# Requirement
Copy each entry as written.

# Material supplied
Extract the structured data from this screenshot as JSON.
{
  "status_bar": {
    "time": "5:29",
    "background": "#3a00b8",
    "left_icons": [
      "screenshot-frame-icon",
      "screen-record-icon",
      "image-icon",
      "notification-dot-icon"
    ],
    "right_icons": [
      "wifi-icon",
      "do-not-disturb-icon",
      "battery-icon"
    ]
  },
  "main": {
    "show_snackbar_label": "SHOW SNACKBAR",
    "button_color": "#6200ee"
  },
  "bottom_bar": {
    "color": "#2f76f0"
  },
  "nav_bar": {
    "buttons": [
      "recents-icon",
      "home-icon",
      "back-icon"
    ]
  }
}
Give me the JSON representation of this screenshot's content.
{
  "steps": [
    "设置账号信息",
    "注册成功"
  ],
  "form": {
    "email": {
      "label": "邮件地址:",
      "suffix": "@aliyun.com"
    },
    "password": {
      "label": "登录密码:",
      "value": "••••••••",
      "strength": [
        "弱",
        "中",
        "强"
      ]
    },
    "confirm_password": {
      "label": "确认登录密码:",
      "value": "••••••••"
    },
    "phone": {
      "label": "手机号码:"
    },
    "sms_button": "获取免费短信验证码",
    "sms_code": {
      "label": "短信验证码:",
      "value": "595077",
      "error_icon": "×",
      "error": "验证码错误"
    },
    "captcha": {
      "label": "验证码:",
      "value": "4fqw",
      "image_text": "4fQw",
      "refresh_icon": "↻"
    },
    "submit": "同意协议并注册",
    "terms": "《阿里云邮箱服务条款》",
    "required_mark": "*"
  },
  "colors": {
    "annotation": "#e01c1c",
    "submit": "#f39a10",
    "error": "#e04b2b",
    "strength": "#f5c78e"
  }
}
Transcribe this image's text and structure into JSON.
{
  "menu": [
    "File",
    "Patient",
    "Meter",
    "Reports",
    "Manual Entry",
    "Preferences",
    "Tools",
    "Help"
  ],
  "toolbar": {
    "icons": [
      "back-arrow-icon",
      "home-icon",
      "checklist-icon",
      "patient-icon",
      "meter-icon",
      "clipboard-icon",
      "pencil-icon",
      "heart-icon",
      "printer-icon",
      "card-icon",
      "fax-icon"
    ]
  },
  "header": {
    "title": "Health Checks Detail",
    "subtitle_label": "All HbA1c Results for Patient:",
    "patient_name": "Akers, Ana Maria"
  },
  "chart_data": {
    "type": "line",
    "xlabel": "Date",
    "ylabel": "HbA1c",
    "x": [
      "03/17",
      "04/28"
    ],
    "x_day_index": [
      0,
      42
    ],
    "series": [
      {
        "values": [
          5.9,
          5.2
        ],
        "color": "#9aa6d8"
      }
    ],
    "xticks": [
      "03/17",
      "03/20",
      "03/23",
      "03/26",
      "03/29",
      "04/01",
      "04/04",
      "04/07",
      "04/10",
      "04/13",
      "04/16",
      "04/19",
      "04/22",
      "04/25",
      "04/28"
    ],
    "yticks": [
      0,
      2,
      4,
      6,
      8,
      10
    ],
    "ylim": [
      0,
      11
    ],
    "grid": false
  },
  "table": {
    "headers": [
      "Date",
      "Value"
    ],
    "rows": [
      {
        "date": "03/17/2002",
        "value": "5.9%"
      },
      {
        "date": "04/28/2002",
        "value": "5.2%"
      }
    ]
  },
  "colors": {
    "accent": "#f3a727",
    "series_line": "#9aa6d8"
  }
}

# Task answer
Extract the structured data from this screenshot as JSON.
{
  "status_bar": {
    "time": "5:29",
    "background": "#3a00b8",
    "left_icons": [
      "screenshot-frame-icon",
      "screen-record-icon",
      "image-icon",
      "notification-dot-icon"
    ],
    "right_icons": [
      "wifi-icon",
      "do-not-disturb-icon",
      "battery-icon"
    ]
  },
  "main": {
    "show_snackbar_label": "SHOW SNACKBAR",
    "button_color": "#6200ee"
  },
  "bottom_bar": {
    "color": "#2f76f0"
  },
  "nav_bar": {
    "buttons": [
      "recents-icon",
      "home-icon",
      "back-icon"
    ]
  }
}
Give me the JSON representation of this screenshot's content.
{
  "steps": [
    "设置账号信息",
    "注册成功"
  ],
  "form": {
    "email": {
      "label": "邮件地址:",
      "suffix": "@aliyun.com"
    },
    "password": {
      "label": "登录密码:",
      "value": "••••••••",
      "strength": [
        "弱",
        "中",
        "强"
      ]
    },
    "confirm_password": {
      "label": "确认登录密码:",
      "value": "••••••••"
    },
    "phone": {
      "label": "手机号码:"
    },
    "sms_button": "获取免费短信验证码",
    "sms_code": {
      "label": "短信验证码:",
      "value": "595077",
      "error_icon": "×",
      "error": "验证码错误"
    },
    "captcha": {
      "label": "验证码:",
      "value": "4fqw",
      "image_text": "4fQw",
      "refresh_icon": "↻"
    },
    "submit": "同意协议并注册",
    "terms": "《阿里云邮箱服务条款》",
    "required_mark": "*"
  },
  "colors": {
    "annotation": "#e01c1c",
    "submit": "#f39a10",
    "error": "#e04b2b",
    "strength": "#f5c78e"
  }
}
Transcribe this image's text and structure into JSON.
{
  "menu": [
    "File",
    "Patient",
    "Meter",
    "Reports",
    "Manual Entry",
    "Preferences",
    "Tools",
    "Help"
  ],
  "toolbar": {
    "icons": [
      "back-arrow-icon",
      "home-icon",
      "checklist-icon",
      "patient-icon",
      "meter-icon",
      "clipboard-icon",
      "pencil-icon",
      "heart-icon",
      "printer-icon",
      "card-icon",
      "fax-icon"
    ]
  },
  "header": {
    "title": "Health Checks Detail",
    "subtitle_label": "All HbA1c Results for Patient:",
    "patient_name": "Akers, Ana Maria"
  },
  "chart_data": {
    "type": "line",
    "xlabel": "Date",
    "ylabel": "HbA1c",
    "x": [
      "03/17",
      "04/28"
    ],
    "x_day_index": [
      0,
      42
    ],
    "series": [
      {
        "values": [
          5.9,
          5.2
        ],
        "color": "#9aa6d8"
      }
    ],
    "xticks": [
      "03/17",
      "03/20",
      "03/23",
      "03/26",
      "03/29",
      "04/01",
      "04/04",
      "04/07",
      "04/10",
      "04/13",
      "04/16",
      "04/19",
      "04/22",
      "04/25",
      "04/28"
    ],
    "yticks": [
      0,
      2,
      4,
      6,
      8,
      10
    ],
    "ylim": [
      0,
      11
    ],
    "grid": false
  },
  "table": {
    "headers": [
      "Date",
      "Value"
    ],
    "rows": [
      {
        "date": "03/17/2002",
        "value": "5.9%"
      },
      {
        "date": "04/28/2002",
        "value": "5.2%"
      }
    ]
  },
  "colors": {
    "accent": "#f3a727",
    "series_line": "#9aa6d8"
  }
}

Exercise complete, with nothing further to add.